Work required:
The entries that follow need to be reproduced exactly, minus any images.

━━━━━━━━━━━━━━━━━━━━

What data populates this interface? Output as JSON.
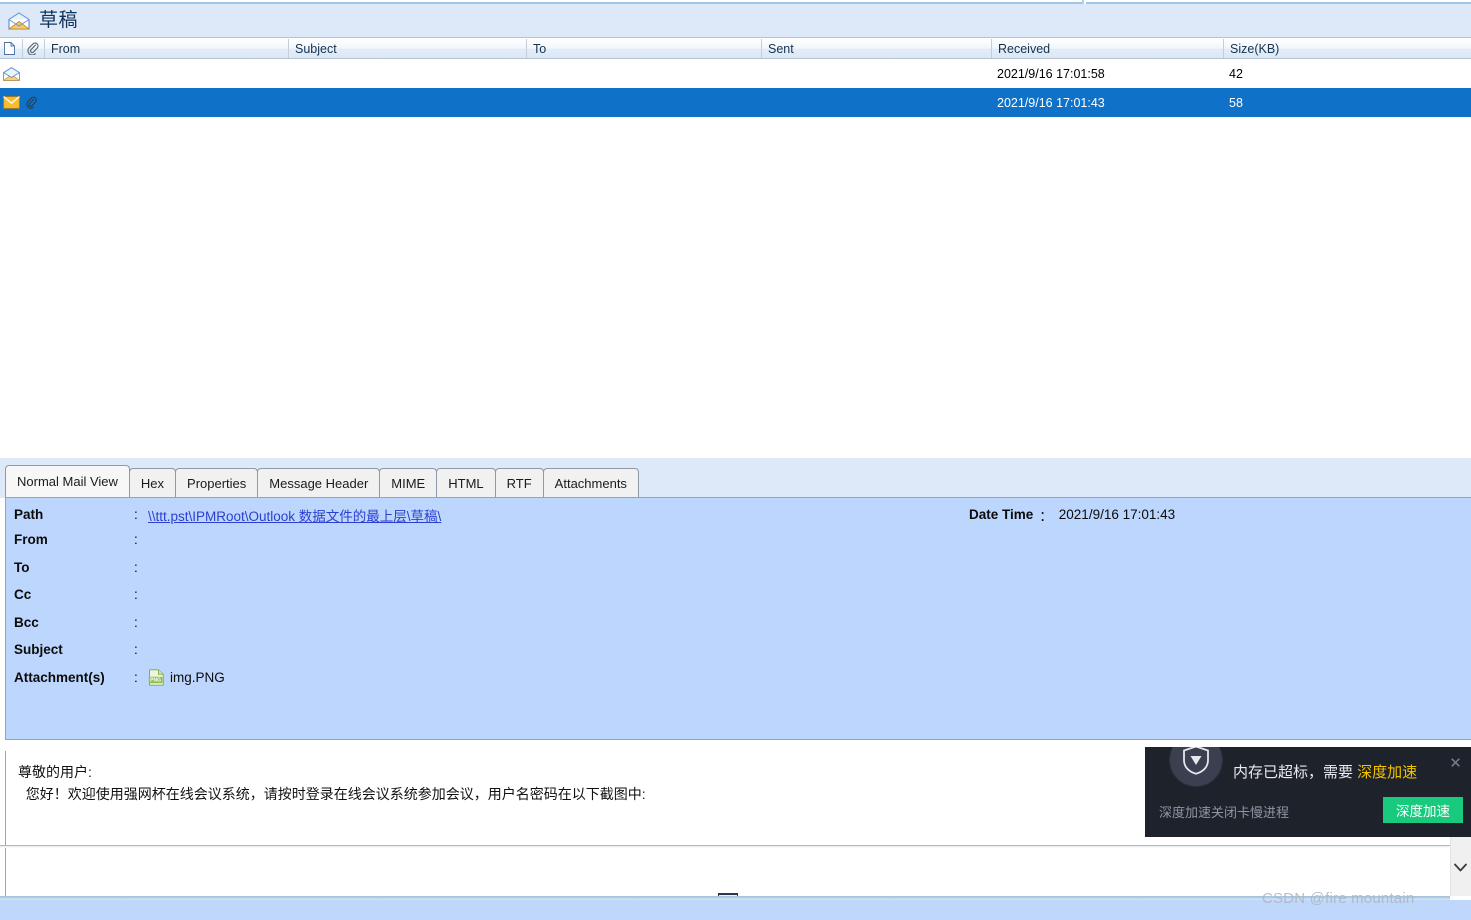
{
  "folder": {
    "icon": "open-envelope-icon",
    "title": "草稿"
  },
  "list": {
    "columns": [
      {
        "key": "doc",
        "label": "",
        "icon": "document-icon"
      },
      {
        "key": "clip",
        "label": "",
        "icon": "paperclip-icon"
      },
      {
        "key": "from",
        "label": "From"
      },
      {
        "key": "subject",
        "label": "Subject"
      },
      {
        "key": "to",
        "label": "To"
      },
      {
        "key": "sent",
        "label": "Sent"
      },
      {
        "key": "received",
        "label": "Received"
      },
      {
        "key": "size",
        "label": "Size(KB)"
      }
    ],
    "rows": [
      {
        "icon": "open-envelope-icon",
        "attachment_icon": "",
        "from": "",
        "subject": "",
        "to": "",
        "sent": "",
        "received": "2021/9/16 17:01:58",
        "size": "42",
        "selected": false
      },
      {
        "icon": "closed-envelope-icon",
        "attachment_icon": "paperclip-icon",
        "from": "",
        "subject": "",
        "to": "",
        "sent": "",
        "received": "2021/9/16 17:01:43",
        "size": "58",
        "selected": true
      }
    ]
  },
  "tabs": [
    {
      "label": "Normal Mail View",
      "active": true
    },
    {
      "label": "Hex",
      "active": false
    },
    {
      "label": "Properties",
      "active": false
    },
    {
      "label": "Message Header",
      "active": false
    },
    {
      "label": "MIME",
      "active": false
    },
    {
      "label": "HTML",
      "active": false
    },
    {
      "label": "RTF",
      "active": false
    },
    {
      "label": "Attachments",
      "active": false
    }
  ],
  "details": {
    "colon": ":",
    "fields": [
      {
        "label": "Path",
        "value": "\\\\ttt.pst\\IPMRoot\\Outlook 数据文件的最上层\\草稿\\",
        "is_link": true
      },
      {
        "label": "From",
        "value": "",
        "is_link": false
      },
      {
        "label": "To",
        "value": "",
        "is_link": false
      },
      {
        "label": "Cc",
        "value": "",
        "is_link": false
      },
      {
        "label": "Bcc",
        "value": "",
        "is_link": false
      },
      {
        "label": "Subject",
        "value": "",
        "is_link": false
      }
    ],
    "attachment": {
      "label": "Attachment(s)",
      "icon": "png-file-icon",
      "filename": "img.PNG"
    },
    "date_time": {
      "label": "Date Time",
      "colon": "：",
      "value": "2021/9/16 17:01:43"
    }
  },
  "body": {
    "text": "尊敬的用户:\n  您好！欢迎使用强网杯在线会议系统，请按时登录在线会议系统参加会议，用户名密码在以下截图中:"
  },
  "toast": {
    "badge_icon": "shield-icon",
    "title_prefix": "内存已超标，需要 ",
    "title_highlight": "深度加速",
    "subtitle": "深度加速关闭卡慢进程",
    "button_label": "深度加速",
    "close_icon": "close-icon",
    "accent_color": "#18c97e",
    "highlight_color": "#f2c300"
  },
  "scrollbar": {
    "down_icon": "chevron-down-icon"
  },
  "watermark": {
    "text": "CSDN @fire mountain"
  }
}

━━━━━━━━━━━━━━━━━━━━

Exercise response:
What data populates this interface? Output as JSON.
{
  "folder": {
    "icon": "open-envelope-icon",
    "title": "草稿"
  },
  "list": {
    "columns": [
      {
        "key": "doc",
        "label": "",
        "icon": "document-icon"
      },
      {
        "key": "clip",
        "label": "",
        "icon": "paperclip-icon"
      },
      {
        "key": "from",
        "label": "From"
      },
      {
        "key": "subject",
        "label": "Subject"
      },
      {
        "key": "to",
        "label": "To"
      },
      {
        "key": "sent",
        "label": "Sent"
      },
      {
        "key": "received",
        "label": "Received"
      },
      {
        "key": "size",
        "label": "Size(KB)"
      }
    ],
    "rows": [
      {
        "icon": "open-envelope-icon",
        "attachment_icon": "",
        "from": "",
        "subject": "",
        "to": "",
        "sent": "",
        "received": "2021/9/16 17:01:58",
        "size": "42",
        "selected": false
      },
      {
        "icon": "closed-envelope-icon",
        "attachment_icon": "paperclip-icon",
        "from": "",
        "subject": "",
        "to": "",
        "sent": "",
        "received": "2021/9/16 17:01:43",
        "size": "58",
        "selected": true
      }
    ]
  },
  "tabs": [
    {
      "label": "Normal Mail View",
      "active": true
    },
    {
      "label": "Hex",
      "active": false
    },
    {
      "label": "Properties",
      "active": false
    },
    {
      "label": "Message Header",
      "active": false
    },
    {
      "label": "MIME",
      "active": false
    },
    {
      "label": "HTML",
      "active": false
    },
    {
      "label": "RTF",
      "active": false
    },
    {
      "label": "Attachments",
      "active": false
    }
  ],
  "details": {
    "colon": ":",
    "fields": [
      {
        "label": "Path",
        "value": "\\\\ttt.pst\\IPMRoot\\Outlook 数据文件的最上层\\草稿\\",
        "is_link": true
      },
      {
        "label": "From",
        "value": "",
        "is_link": false
      },
      {
        "label": "To",
        "value": "",
        "is_link": false
      },
      {
        "label": "Cc",
        "value": "",
        "is_link": false
      },
      {
        "label": "Bcc",
        "value": "",
        "is_link": false
      },
      {
        "label": "Subject",
        "value": "",
        "is_link": false
      }
    ],
    "attachment": {
      "label": "Attachment(s)",
      "icon": "png-file-icon",
      "filename": "img.PNG"
    },
    "date_time": {
      "label": "Date Time",
      "colon": "：",
      "value": "2021/9/16 17:01:43"
    }
  },
  "body": {
    "text": "尊敬的用户:\n  您好！欢迎使用强网杯在线会议系统，请按时登录在线会议系统参加会议，用户名密码在以下截图中:"
  },
  "toast": {
    "badge_icon": "shield-icon",
    "title_prefix": "内存已超标，需要 ",
    "title_highlight": "深度加速",
    "subtitle": "深度加速关闭卡慢进程",
    "button_label": "深度加速",
    "close_icon": "close-icon",
    "accent_color": "#18c97e",
    "highlight_color": "#f2c300"
  },
  "scrollbar": {
    "down_icon": "chevron-down-icon"
  },
  "watermark": {
    "text": "CSDN @fire mountain"
  }
}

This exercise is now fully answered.